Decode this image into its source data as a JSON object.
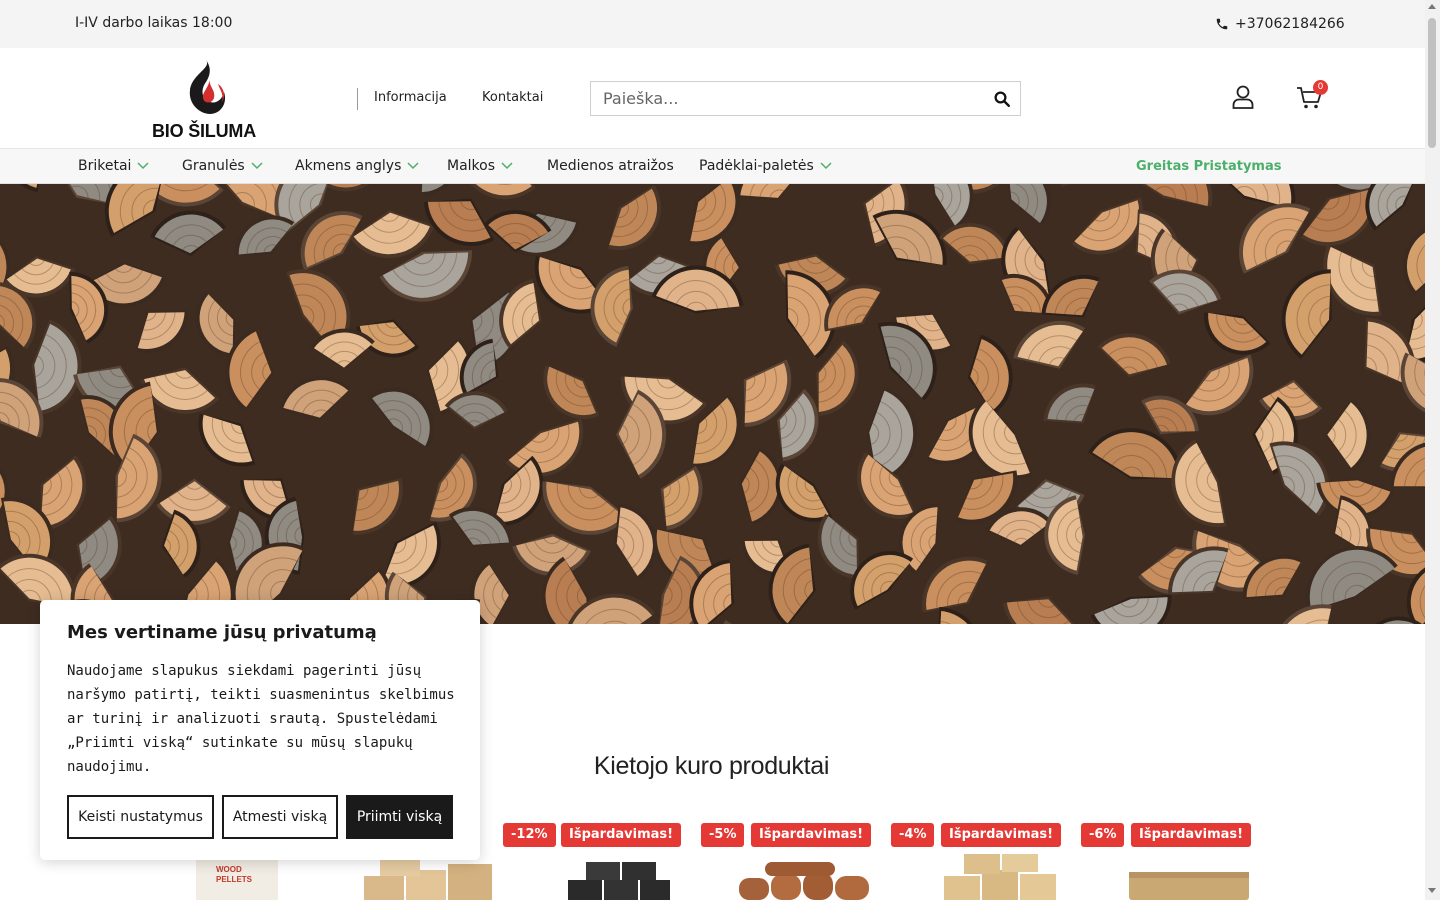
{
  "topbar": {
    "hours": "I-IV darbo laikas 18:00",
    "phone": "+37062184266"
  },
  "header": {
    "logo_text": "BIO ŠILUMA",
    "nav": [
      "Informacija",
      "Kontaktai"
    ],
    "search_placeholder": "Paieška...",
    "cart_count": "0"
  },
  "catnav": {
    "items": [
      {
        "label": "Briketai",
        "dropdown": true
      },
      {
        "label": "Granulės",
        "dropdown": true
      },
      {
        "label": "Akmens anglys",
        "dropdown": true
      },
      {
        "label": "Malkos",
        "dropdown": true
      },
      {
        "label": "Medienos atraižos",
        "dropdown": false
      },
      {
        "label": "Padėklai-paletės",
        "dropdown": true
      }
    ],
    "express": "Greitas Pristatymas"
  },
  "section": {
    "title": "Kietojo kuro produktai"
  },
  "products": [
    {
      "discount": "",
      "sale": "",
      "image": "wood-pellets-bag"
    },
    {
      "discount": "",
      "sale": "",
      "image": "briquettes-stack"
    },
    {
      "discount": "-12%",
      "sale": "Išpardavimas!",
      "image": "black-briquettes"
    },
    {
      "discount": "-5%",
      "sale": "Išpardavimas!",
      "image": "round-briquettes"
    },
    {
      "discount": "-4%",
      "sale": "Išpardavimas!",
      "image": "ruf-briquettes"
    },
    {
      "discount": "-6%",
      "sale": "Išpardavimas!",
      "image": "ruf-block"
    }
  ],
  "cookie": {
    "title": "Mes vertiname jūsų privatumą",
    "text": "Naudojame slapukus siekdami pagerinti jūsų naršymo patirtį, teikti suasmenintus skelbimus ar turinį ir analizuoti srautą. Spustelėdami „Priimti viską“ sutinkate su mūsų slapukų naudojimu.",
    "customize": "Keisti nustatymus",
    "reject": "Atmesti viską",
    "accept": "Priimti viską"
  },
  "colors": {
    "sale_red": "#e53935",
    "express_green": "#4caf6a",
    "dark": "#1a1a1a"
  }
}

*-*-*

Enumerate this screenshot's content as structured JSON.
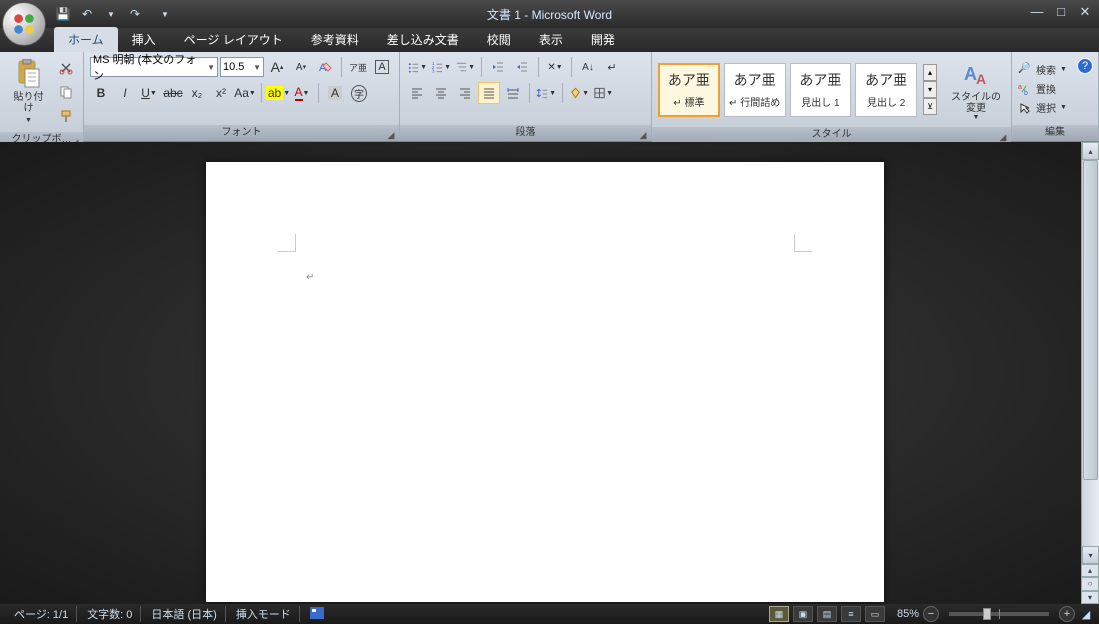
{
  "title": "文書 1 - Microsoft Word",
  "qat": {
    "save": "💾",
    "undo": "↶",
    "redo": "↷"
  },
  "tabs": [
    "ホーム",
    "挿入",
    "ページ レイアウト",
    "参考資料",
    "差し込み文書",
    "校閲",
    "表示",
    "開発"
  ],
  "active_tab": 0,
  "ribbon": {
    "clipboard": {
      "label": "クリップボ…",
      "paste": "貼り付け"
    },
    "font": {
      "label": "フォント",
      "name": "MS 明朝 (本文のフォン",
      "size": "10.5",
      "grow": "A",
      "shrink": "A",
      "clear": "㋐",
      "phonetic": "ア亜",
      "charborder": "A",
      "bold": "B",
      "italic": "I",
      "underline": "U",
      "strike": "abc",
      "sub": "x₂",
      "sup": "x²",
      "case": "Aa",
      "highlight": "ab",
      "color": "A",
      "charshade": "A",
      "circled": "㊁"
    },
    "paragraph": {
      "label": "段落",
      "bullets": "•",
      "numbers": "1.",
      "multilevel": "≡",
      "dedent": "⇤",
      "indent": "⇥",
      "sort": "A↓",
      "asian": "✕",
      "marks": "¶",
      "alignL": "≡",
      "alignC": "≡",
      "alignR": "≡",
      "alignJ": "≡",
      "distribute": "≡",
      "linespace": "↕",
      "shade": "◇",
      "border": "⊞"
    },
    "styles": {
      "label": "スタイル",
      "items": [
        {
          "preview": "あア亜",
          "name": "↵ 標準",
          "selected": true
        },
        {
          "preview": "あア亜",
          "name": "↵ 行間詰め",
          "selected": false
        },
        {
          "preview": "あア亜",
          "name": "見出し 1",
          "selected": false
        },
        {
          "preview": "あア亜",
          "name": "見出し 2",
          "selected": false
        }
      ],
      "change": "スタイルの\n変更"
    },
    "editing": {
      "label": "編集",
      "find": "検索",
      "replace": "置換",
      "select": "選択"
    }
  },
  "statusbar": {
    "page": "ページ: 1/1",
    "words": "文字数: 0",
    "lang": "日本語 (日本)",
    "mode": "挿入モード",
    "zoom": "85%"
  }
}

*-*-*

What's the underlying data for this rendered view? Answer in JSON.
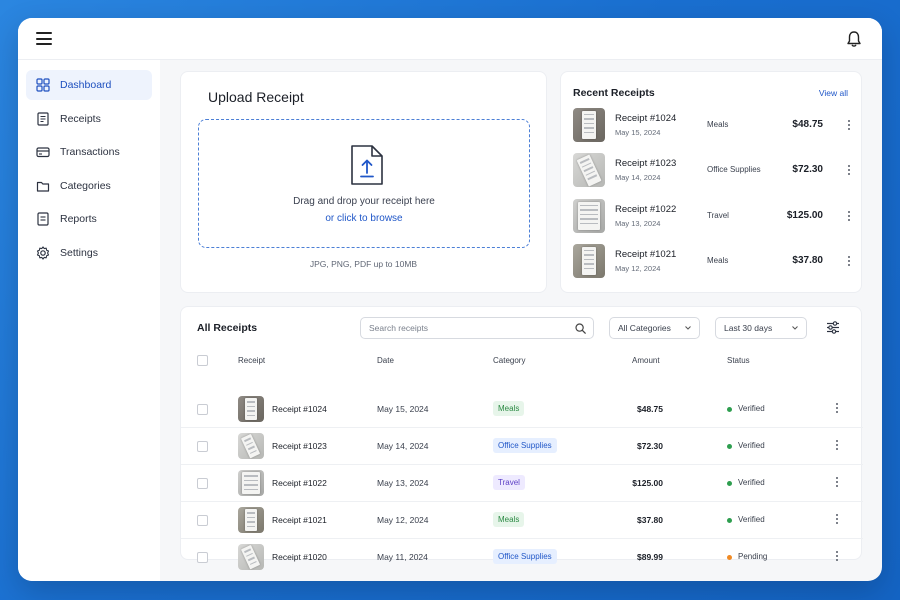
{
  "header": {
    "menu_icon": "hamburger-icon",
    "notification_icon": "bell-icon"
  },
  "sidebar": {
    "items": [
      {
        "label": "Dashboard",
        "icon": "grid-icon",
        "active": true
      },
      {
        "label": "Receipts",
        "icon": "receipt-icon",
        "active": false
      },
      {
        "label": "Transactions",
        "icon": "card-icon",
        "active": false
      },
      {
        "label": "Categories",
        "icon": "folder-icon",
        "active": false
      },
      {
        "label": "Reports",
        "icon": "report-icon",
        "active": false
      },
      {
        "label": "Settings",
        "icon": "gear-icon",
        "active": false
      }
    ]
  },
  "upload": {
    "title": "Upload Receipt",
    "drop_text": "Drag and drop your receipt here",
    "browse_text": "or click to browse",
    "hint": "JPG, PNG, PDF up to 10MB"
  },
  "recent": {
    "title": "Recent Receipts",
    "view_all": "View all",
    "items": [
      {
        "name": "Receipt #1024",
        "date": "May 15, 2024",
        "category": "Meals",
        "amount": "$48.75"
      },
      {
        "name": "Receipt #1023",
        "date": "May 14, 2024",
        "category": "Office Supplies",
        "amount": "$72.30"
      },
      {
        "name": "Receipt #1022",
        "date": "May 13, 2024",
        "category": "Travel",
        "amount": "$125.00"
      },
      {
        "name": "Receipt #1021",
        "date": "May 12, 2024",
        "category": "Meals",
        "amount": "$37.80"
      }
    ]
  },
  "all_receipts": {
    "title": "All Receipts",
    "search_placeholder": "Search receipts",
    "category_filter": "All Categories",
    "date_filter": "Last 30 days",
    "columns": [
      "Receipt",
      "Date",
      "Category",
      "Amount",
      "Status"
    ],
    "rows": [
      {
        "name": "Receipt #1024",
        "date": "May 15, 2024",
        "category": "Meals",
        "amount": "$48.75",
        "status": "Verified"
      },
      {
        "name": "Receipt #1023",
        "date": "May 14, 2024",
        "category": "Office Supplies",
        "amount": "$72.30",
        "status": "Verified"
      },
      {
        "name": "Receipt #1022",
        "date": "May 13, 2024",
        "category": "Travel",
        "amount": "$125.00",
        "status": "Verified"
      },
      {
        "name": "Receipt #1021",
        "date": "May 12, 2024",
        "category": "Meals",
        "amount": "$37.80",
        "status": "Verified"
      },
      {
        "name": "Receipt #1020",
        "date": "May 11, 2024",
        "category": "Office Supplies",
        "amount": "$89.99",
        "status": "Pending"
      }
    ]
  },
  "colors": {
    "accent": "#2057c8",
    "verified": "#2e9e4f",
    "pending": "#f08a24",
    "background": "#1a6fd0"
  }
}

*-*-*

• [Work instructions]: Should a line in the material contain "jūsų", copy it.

• [Output for this task]:
    "title": "Mes vertiname jūsų privatumą",
    "text": "Naudojame slapukus siekdami pagerinti jūsų naršymo patirtį, teikti suasmenintus skelbimus ar turinį ir analizuoti srautą. Spustelėdami „Priimti viską“ sutinkate su mūsų slapukų naudojimu.",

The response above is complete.